> _WORK REQUIRED_:
Write out each line below exactly as it appears.
Start of RECORDS FOR THE TASK
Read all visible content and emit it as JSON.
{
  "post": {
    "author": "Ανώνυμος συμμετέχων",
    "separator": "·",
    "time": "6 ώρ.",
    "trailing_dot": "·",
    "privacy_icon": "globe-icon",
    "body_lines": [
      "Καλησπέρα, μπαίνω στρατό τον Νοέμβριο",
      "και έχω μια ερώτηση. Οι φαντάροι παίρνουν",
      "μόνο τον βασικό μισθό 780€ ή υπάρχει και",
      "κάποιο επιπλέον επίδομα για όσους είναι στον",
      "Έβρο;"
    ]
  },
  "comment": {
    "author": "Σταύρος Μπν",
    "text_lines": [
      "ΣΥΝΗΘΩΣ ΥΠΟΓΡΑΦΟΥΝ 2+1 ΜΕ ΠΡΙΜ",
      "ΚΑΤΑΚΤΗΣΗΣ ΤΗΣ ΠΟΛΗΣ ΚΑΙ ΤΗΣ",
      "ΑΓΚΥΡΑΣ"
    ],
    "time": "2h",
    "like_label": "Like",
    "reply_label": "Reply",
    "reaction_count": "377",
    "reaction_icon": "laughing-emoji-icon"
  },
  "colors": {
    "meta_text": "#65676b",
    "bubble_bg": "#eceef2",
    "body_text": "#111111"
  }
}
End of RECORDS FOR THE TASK
> _OUTPUT_:
Read all visible content and emit it as JSON.
{
  "post": {
    "author": "Ανώνυμος συμμετέχων",
    "separator": "·",
    "time": "6 ώρ.",
    "trailing_dot": "·",
    "privacy_icon": "globe-icon",
    "body_lines": [
      "Καλησπέρα, μπαίνω στρατό τον Νοέμβριο",
      "και έχω μια ερώτηση. Οι φαντάροι παίρνουν",
      "μόνο τον βασικό μισθό 780€ ή υπάρχει και",
      "κάποιο επιπλέον επίδομα για όσους είναι στον",
      "Έβρο;"
    ]
  },
  "comment": {
    "author": "Σταύρος Μπν",
    "text_lines": [
      "ΣΥΝΗΘΩΣ ΥΠΟΓΡΑΦΟΥΝ 2+1 ΜΕ ΠΡΙΜ",
      "ΚΑΤΑΚΤΗΣΗΣ ΤΗΣ ΠΟΛΗΣ ΚΑΙ ΤΗΣ",
      "ΑΓΚΥΡΑΣ"
    ],
    "time": "2h",
    "like_label": "Like",
    "reply_label": "Reply",
    "reaction_count": "377",
    "reaction_icon": "laughing-emoji-icon"
  },
  "colors": {
    "meta_text": "#65676b",
    "bubble_bg": "#eceef2",
    "body_text": "#111111"
  }
}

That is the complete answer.